In this collaboration, poet Martha Serpas and artist Michele Burgess share concerns about the intersection of environmental loss and the spiritual care of humans. Martha Serpas is the author of three collections of poetry. This is volume four of Burgess's series, "The Stratigraphic Archives." A native of south Louisiana, she remains involved in efforts to restore Louisiana’s wetlands. Since 2006 she has worked as a trauma hospital chaplain.
“Diener is a German word and means servant at its root. It was first used for lab assistants and then specialized to mean the person who runs the morgue, who mostly moves the bodies around, not the pathologist. Roots are servants of the tree in a way. I like it a lot. Serve is rich word, many different connotations.”

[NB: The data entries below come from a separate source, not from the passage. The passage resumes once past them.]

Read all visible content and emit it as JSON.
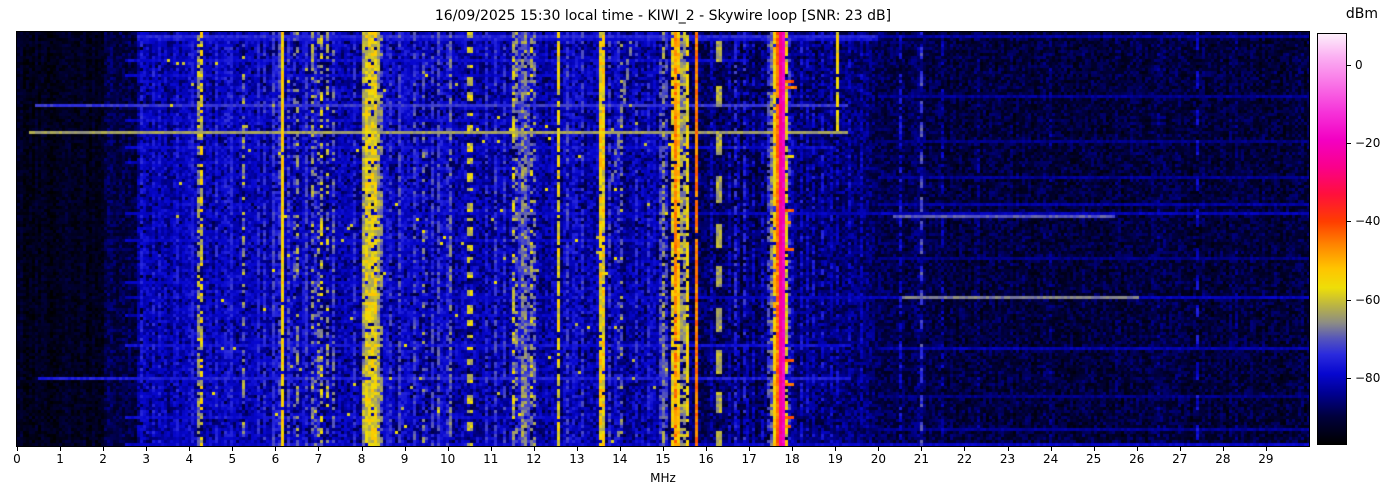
{
  "title": "16/09/2025 15:30 local time - KIWI_2 - Skywire loop [SNR: 23 dB]",
  "header": {
    "timestamp_local": "16/09/2025 15:30",
    "receiver": "KIWI_2",
    "antenna": "Skywire loop",
    "snr_db": 23
  },
  "xaxis": {
    "label": "MHz",
    "min": 0,
    "max": 30,
    "tick_values": [
      0,
      1,
      2,
      3,
      4,
      5,
      6,
      7,
      8,
      9,
      10,
      11,
      12,
      13,
      14,
      15,
      16,
      17,
      18,
      19,
      20,
      21,
      22,
      23,
      24,
      25,
      26,
      27,
      28,
      29
    ]
  },
  "colorbar": {
    "label": "dBm",
    "vmin": -97,
    "vmax": 8,
    "tick_values": [
      0,
      -20,
      -40,
      -60,
      -80
    ],
    "tick_labels": [
      "0",
      "−20",
      "−40",
      "−60",
      "−80"
    ],
    "stops": [
      [
        -97,
        "#000000"
      ],
      [
        -90,
        "#00003c"
      ],
      [
        -84,
        "#000092"
      ],
      [
        -79,
        "#0707cf"
      ],
      [
        -74,
        "#2b2bdd"
      ],
      [
        -70,
        "#5555bb"
      ],
      [
        -66,
        "#8c8c85"
      ],
      [
        -62,
        "#b5b04a"
      ],
      [
        -57,
        "#eede08"
      ],
      [
        -52,
        "#ffc400"
      ],
      [
        -46,
        "#ff8500"
      ],
      [
        -40,
        "#ff3d00"
      ],
      [
        -33,
        "#ff0f3c"
      ],
      [
        -26,
        "#fa008c"
      ],
      [
        -19,
        "#f300c3"
      ],
      [
        -12,
        "#f633d9"
      ],
      [
        -4,
        "#f97ae8"
      ],
      [
        2,
        "#fbaef2"
      ],
      [
        8,
        "#fdeffb"
      ]
    ]
  },
  "chart_data": {
    "type": "heatmap",
    "title": "16/09/2025 15:30 local time - KIWI_2 - Skywire loop [SNR: 23 dB]",
    "xlabel": "MHz",
    "x_range_mhz": [
      0,
      30
    ],
    "value_unit": "dBm",
    "value_range_dbm": [
      -97,
      8
    ],
    "legend_position": "right-colorbar",
    "grid": false,
    "noise_profile": [
      [
        0.0,
        2.0,
        -94,
        3.0
      ],
      [
        2.0,
        2.9,
        -90,
        4.0
      ],
      [
        2.9,
        15.0,
        -85,
        6.0
      ],
      [
        15.0,
        16.2,
        -88,
        5.0
      ],
      [
        16.2,
        17.45,
        -89,
        5.0
      ],
      [
        17.45,
        19.9,
        -87,
        5.0
      ],
      [
        19.9,
        21.5,
        -90,
        4.5
      ],
      [
        21.5,
        30.0,
        -91,
        4.5
      ]
    ],
    "signals_format": "[freq_MHz, halfwidth_MHz, level_dBm, on_probability, jitter_dB]",
    "signals": {
      "major": [
        [
          4.27,
          0.025,
          -59,
          0.7,
          7
        ],
        [
          5.25,
          0.02,
          -66,
          0.55,
          7
        ],
        [
          6.17,
          0.022,
          -55,
          0.95,
          4
        ],
        [
          6.5,
          0.03,
          -68,
          0.55,
          8
        ],
        [
          6.88,
          0.02,
          -67,
          0.5,
          8
        ],
        [
          7.05,
          0.045,
          -63,
          0.5,
          8
        ],
        [
          7.2,
          0.03,
          -65,
          0.5,
          8
        ],
        [
          8.2,
          0.18,
          -58,
          0.92,
          6
        ],
        [
          9.45,
          0.03,
          -70,
          0.45,
          8
        ],
        [
          11.55,
          0.025,
          -63,
          0.6,
          8
        ],
        [
          11.78,
          0.09,
          -67,
          0.85,
          6
        ],
        [
          11.95,
          0.04,
          -64,
          0.55,
          8
        ],
        [
          12.57,
          0.02,
          -57,
          0.85,
          5
        ],
        [
          13.57,
          0.025,
          -50,
          0.93,
          7
        ],
        [
          15.0,
          0.05,
          -67,
          0.75,
          6
        ],
        [
          15.2,
          0.018,
          -57,
          0.8,
          5
        ],
        [
          15.3,
          0.018,
          -47,
          0.95,
          5
        ],
        [
          15.45,
          0.014,
          -58,
          0.75,
          5
        ],
        [
          15.55,
          0.014,
          -56,
          0.8,
          5
        ],
        [
          15.78,
          0.02,
          -45,
          0.97,
          4
        ],
        [
          17.52,
          0.06,
          -67,
          0.8,
          6
        ],
        [
          17.62,
          0.014,
          -48,
          0.9,
          5
        ],
        [
          17.68,
          0.012,
          -38,
          0.95,
          4
        ],
        [
          17.755,
          0.012,
          -19,
          1.0,
          3
        ],
        [
          17.82,
          0.02,
          -51,
          0.8,
          6
        ]
      ],
      "blue": [
        [
          2.87,
          0.02,
          -77,
          0.85,
          4
        ],
        [
          3.2,
          0.02,
          -77,
          0.8,
          4
        ],
        [
          3.33,
          0.015,
          -78,
          0.8,
          4
        ],
        [
          3.9,
          0.04,
          -75,
          0.85,
          4
        ],
        [
          4.05,
          0.02,
          -77,
          0.8,
          4
        ],
        [
          4.65,
          0.015,
          -76,
          0.8,
          4
        ],
        [
          4.85,
          0.015,
          -77,
          0.75,
          4
        ],
        [
          5.0,
          0.02,
          -76,
          0.8,
          4
        ],
        [
          5.5,
          0.02,
          -75,
          0.8,
          4
        ],
        [
          5.62,
          0.015,
          -76,
          0.75,
          4
        ],
        [
          5.75,
          0.015,
          -75,
          0.75,
          4
        ],
        [
          5.95,
          0.03,
          -73,
          0.85,
          4
        ],
        [
          6.07,
          0.015,
          -72,
          0.8,
          4
        ],
        [
          6.3,
          0.02,
          -72,
          0.75,
          4
        ],
        [
          6.7,
          0.02,
          -73,
          0.75,
          4
        ],
        [
          7.35,
          0.02,
          -70,
          0.7,
          5
        ],
        [
          7.8,
          0.02,
          -75,
          0.7,
          4
        ],
        [
          8.45,
          0.03,
          -68,
          0.7,
          6
        ],
        [
          8.65,
          0.02,
          -74,
          0.7,
          4
        ],
        [
          8.9,
          0.03,
          -72,
          0.8,
          4
        ],
        [
          9.05,
          0.02,
          -73,
          0.8,
          4
        ],
        [
          9.25,
          0.02,
          -72,
          0.7,
          4
        ],
        [
          9.65,
          0.02,
          -73,
          0.7,
          4
        ],
        [
          9.8,
          0.02,
          -72,
          0.7,
          4
        ],
        [
          10.05,
          0.03,
          -69,
          0.7,
          5
        ],
        [
          10.9,
          0.02,
          -75,
          0.7,
          4
        ],
        [
          11.1,
          0.02,
          -73,
          0.7,
          4
        ],
        [
          11.3,
          0.02,
          -74,
          0.7,
          4
        ],
        [
          12.75,
          0.02,
          -73,
          0.7,
          4
        ],
        [
          12.95,
          0.02,
          -72,
          0.7,
          4
        ],
        [
          13.1,
          0.02,
          -74,
          0.6,
          4
        ],
        [
          13.75,
          0.02,
          -73,
          0.6,
          4
        ],
        [
          14.0,
          0.05,
          -68,
          0.4,
          8
        ],
        [
          14.35,
          0.02,
          -75,
          0.6,
          4
        ],
        [
          14.65,
          0.02,
          -76,
          0.6,
          4
        ],
        [
          16.7,
          0.015,
          -75,
          0.7,
          4
        ],
        [
          16.9,
          0.015,
          -76,
          0.6,
          4
        ],
        [
          17.95,
          0.03,
          -74,
          0.5,
          5
        ],
        [
          18.2,
          0.015,
          -78,
          0.6,
          4
        ],
        [
          18.5,
          0.012,
          -79,
          0.5,
          4
        ],
        [
          18.7,
          0.012,
          -78,
          0.5,
          4
        ],
        [
          19.3,
          0.012,
          -80,
          0.5,
          4
        ],
        [
          19.6,
          0.01,
          -81,
          0.5,
          4
        ],
        [
          20.5,
          0.012,
          -79,
          0.6,
          4
        ],
        [
          20.95,
          0.012,
          -79,
          0.5,
          4
        ],
        [
          21.45,
          0.01,
          -82,
          0.5,
          4
        ],
        [
          22.3,
          0.008,
          -85,
          0.4,
          4
        ],
        [
          24.0,
          0.008,
          -85,
          0.3,
          4
        ],
        [
          26.5,
          0.008,
          -86,
          0.3,
          4
        ],
        [
          28.3,
          0.008,
          -86,
          0.3,
          4
        ]
      ],
      "minor_f": [
        2.95,
        3.05,
        3.45,
        3.55,
        3.65,
        3.75,
        4.15,
        4.4,
        4.47,
        4.75,
        5.1,
        5.35,
        5.85,
        6.62,
        6.95,
        7.5,
        7.6,
        7.7,
        8.55,
        8.75,
        9.15,
        9.9,
        10.2,
        10.35,
        10.7,
        11.2,
        11.42,
        11.65,
        12.1,
        12.3,
        12.45,
        13.3,
        13.45,
        13.9,
        14.2,
        14.5,
        14.8,
        16.1,
        16.5,
        17.1,
        17.3,
        18.35,
        18.9
      ],
      "minor_style": [
        0.012,
        -80,
        0.6,
        4
      ],
      "timed_format": "[freq_MHz, halfwidth_MHz, level_dBm, on_probability, jitter_dB, t0_frac, t1_frac]",
      "timed": [
        [
          19.02,
          0.015,
          -57,
          0.95,
          4,
          0.0,
          0.24
        ],
        [
          19.02,
          0.015,
          -80,
          0.6,
          4,
          0.24,
          1.0
        ]
      ],
      "dashed_format": "[freq_MHz, halfwidth_MHz, level_dBm, jitter_dB, on_rows, off_rows]",
      "dashed": [
        [
          10.5,
          0.015,
          -60,
          5,
          2,
          3
        ],
        [
          16.3,
          0.02,
          -63,
          4,
          8,
          7
        ],
        [
          21.0,
          0.012,
          -72,
          4,
          4,
          4
        ],
        [
          27.4,
          0.012,
          -79,
          4,
          5,
          6
        ]
      ]
    },
    "events_format": "[t_frac, f0_MHz, f1_MHz, level_dBm]",
    "events": [
      [
        0.004,
        2.8,
        20,
        -75
      ],
      [
        0.004,
        20,
        30,
        -83
      ],
      [
        0.012,
        2.8,
        20,
        -78
      ],
      [
        0.068,
        2.5,
        17,
        -79
      ],
      [
        0.105,
        2.5,
        13,
        -80
      ],
      [
        0.15,
        20,
        30,
        -84
      ],
      [
        0.176,
        0.4,
        19.3,
        -73
      ],
      [
        0.21,
        2.5,
        12,
        -80
      ],
      [
        0.237,
        0.3,
        19.3,
        -64
      ],
      [
        0.26,
        20,
        30,
        -85
      ],
      [
        0.278,
        2.5,
        19,
        -79
      ],
      [
        0.31,
        2.5,
        10,
        -81
      ],
      [
        0.35,
        20,
        30,
        -84
      ],
      [
        0.41,
        20,
        30,
        -83
      ],
      [
        0.437,
        2.5,
        30,
        -81
      ],
      [
        0.44,
        20.3,
        25.5,
        -70
      ],
      [
        0.5,
        2.5,
        15,
        -80
      ],
      [
        0.54,
        20,
        30,
        -85
      ],
      [
        0.6,
        2.5,
        10,
        -80
      ],
      [
        0.635,
        2.5,
        30,
        -81
      ],
      [
        0.635,
        20.5,
        26,
        -67
      ],
      [
        0.68,
        2.5,
        13,
        -81
      ],
      [
        0.755,
        2.5,
        19.3,
        -78
      ],
      [
        0.76,
        20,
        30,
        -82
      ],
      [
        0.83,
        0.5,
        19.3,
        -76
      ],
      [
        0.875,
        20,
        30,
        -85
      ],
      [
        0.925,
        2.5,
        13,
        -79
      ],
      [
        0.96,
        20,
        30,
        -84
      ],
      [
        0.99,
        2.5,
        30,
        -80
      ]
    ],
    "blips_format": "[t_frac, f0_MHz, f1_MHz, level_dBm]",
    "blips": [
      [
        0.115,
        17.78,
        18.02,
        -42
      ],
      [
        0.128,
        17.78,
        18.1,
        -46
      ],
      [
        0.3,
        17.9,
        18.05,
        -58
      ],
      [
        0.425,
        17.78,
        18.0,
        -42
      ],
      [
        0.455,
        17.78,
        17.95,
        -48
      ],
      [
        0.52,
        17.78,
        18.0,
        -45
      ],
      [
        0.79,
        17.78,
        18.05,
        -40
      ],
      [
        0.845,
        17.78,
        18.0,
        -44
      ],
      [
        0.925,
        17.75,
        18.05,
        -40
      ],
      [
        0.95,
        17.78,
        17.98,
        -46
      ]
    ],
    "drift": {
      "t0": 0.02,
      "t1": 0.36,
      "f0": 14.25,
      "f1": 13.82,
      "lvl": -67,
      "p": 0.85
    }
  }
}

“Responding to Martha’s poem, I drew inspiration for my imagery from the exposed roots and carved walls found in the arroyos of the desert Southwest; recent X-rays of my wounded shoulder; illustrations of root cross sections in volume three of Botanical Extracts; or, Philosophy of Botany by Robert John Thornton (1810); the paper created by Gangolf Ulbricht for the restoration of the famous Anna Amalia Library after a fire in 2004.”
Poem by Martha Serpas; hand colored etchings and cast bronze sculpture by Michele Burgess. Text set in Gill Sans and printed letterpress by Nelle Martin on Anna Amalia paper. Etchings printed and colored on Gampi paper by the artist. Bound by the artist with Sonja Jones and Miya Hannan in linen printed with an etching. Walnut slipcase/sculpture stand made by James Renner. Edition of 30. 2011.